Published online by Cambridge University Press: 15 September 2021
Viburnum is a temperate-zone genus that also occurs in mountains of South America and Malesia, and seeds of many species have morphophysiological dormancy (MPD). Information on the level of MPD in seeds of species in various clades of Viburnum potentially would increase our understanding of the evolutionary relationships between the nine levels of MPD. Our aim was to determine the level of MPD in seeds of Viburnum plicatum var. formosanum that is endemic to mountains (1800–3000 m a.s.l.) in Taiwan and a member of the Lutescentia clade. The temperature requirements for embryo growth and root and shoot emergence and response of seeds to gibberellic acid (GA) were determined. No fresh seeds germinated during 16 weeks of incubation at 15/5, 20/10, 25/15, 30/20 or 25°C. Embryo growth and root emergence occurred during moist cold stratification at 5°C or at a temperature sequence of 15/5 to 5°C. During cold stratification, embryos length increased from 0.76 ± 0.06 to 3.40 ± 0.26 mm and the embryo length:seed length ratio from 0.20 ± 0.02 to 0.68 ± 0.07. In a temperature sequence simulating field conditions, embryos grew inside seeds at 5°C, roots emerged at 15/5°C and shoots emerged at 20/10°C. The optimum temperature for embryo growth was 5°C. Neither GA3 nor GA4 was effective in promoting root emergence. We conclude that seeds of V. plicatum var. formosanum have deep complex MPD, which is a first report for Viburnum. Dormancy release during the cool season at high elevations helps to ensure that seeds germinate at the beginning of the warm season.

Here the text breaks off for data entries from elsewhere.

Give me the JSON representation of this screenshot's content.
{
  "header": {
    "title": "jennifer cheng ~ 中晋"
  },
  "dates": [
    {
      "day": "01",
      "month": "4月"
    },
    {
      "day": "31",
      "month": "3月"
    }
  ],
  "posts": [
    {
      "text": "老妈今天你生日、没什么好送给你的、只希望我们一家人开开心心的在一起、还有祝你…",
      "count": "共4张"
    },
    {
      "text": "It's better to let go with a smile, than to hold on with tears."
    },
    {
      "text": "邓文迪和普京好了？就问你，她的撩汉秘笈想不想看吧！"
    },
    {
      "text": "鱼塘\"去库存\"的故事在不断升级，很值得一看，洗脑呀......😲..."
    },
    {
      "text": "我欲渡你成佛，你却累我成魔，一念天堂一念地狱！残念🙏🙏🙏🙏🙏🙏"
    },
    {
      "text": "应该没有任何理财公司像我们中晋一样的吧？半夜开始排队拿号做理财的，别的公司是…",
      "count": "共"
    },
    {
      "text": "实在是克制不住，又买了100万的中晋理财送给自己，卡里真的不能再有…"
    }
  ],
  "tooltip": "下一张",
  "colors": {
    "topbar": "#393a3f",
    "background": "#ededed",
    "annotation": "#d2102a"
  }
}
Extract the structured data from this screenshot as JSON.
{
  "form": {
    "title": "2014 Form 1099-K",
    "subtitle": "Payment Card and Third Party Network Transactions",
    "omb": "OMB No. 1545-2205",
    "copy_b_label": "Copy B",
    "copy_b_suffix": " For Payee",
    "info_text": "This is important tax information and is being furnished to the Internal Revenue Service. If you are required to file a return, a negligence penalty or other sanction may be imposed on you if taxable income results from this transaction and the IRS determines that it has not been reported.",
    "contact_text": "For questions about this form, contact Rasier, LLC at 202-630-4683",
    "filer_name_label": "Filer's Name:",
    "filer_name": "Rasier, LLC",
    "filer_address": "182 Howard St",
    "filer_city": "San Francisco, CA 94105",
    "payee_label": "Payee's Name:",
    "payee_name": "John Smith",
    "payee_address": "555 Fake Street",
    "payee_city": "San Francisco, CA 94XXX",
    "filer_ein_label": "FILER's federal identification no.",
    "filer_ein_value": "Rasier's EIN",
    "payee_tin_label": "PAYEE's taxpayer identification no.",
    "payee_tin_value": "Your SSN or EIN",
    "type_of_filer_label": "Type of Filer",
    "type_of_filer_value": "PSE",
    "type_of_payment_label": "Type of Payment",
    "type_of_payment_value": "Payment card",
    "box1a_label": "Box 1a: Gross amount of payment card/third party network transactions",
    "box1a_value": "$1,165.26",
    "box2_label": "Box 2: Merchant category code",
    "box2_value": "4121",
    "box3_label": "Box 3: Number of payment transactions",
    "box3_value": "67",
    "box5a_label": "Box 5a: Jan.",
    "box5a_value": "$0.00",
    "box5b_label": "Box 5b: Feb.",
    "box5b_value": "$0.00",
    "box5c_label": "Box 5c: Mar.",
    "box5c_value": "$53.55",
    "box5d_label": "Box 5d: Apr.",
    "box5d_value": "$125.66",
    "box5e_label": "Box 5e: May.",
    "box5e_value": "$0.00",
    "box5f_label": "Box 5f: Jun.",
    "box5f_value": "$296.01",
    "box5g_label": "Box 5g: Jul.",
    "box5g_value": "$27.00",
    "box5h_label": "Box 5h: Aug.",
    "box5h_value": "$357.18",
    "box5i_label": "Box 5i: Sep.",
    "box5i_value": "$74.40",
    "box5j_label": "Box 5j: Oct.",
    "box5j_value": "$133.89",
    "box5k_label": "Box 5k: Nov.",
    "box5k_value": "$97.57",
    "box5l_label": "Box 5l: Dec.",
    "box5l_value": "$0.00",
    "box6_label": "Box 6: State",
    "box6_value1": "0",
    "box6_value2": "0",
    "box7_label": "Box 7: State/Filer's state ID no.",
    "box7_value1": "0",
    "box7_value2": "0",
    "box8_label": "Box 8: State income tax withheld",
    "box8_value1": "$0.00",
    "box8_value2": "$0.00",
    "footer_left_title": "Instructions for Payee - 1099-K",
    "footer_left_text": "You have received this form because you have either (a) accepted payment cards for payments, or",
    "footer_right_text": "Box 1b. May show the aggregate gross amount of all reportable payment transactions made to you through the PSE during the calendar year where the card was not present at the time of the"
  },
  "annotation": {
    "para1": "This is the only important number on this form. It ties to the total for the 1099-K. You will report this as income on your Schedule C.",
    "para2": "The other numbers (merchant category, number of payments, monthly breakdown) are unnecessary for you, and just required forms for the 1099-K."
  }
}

- Research Paper
- Copyright © The Author(s), 2021. Published by Cambridge University Press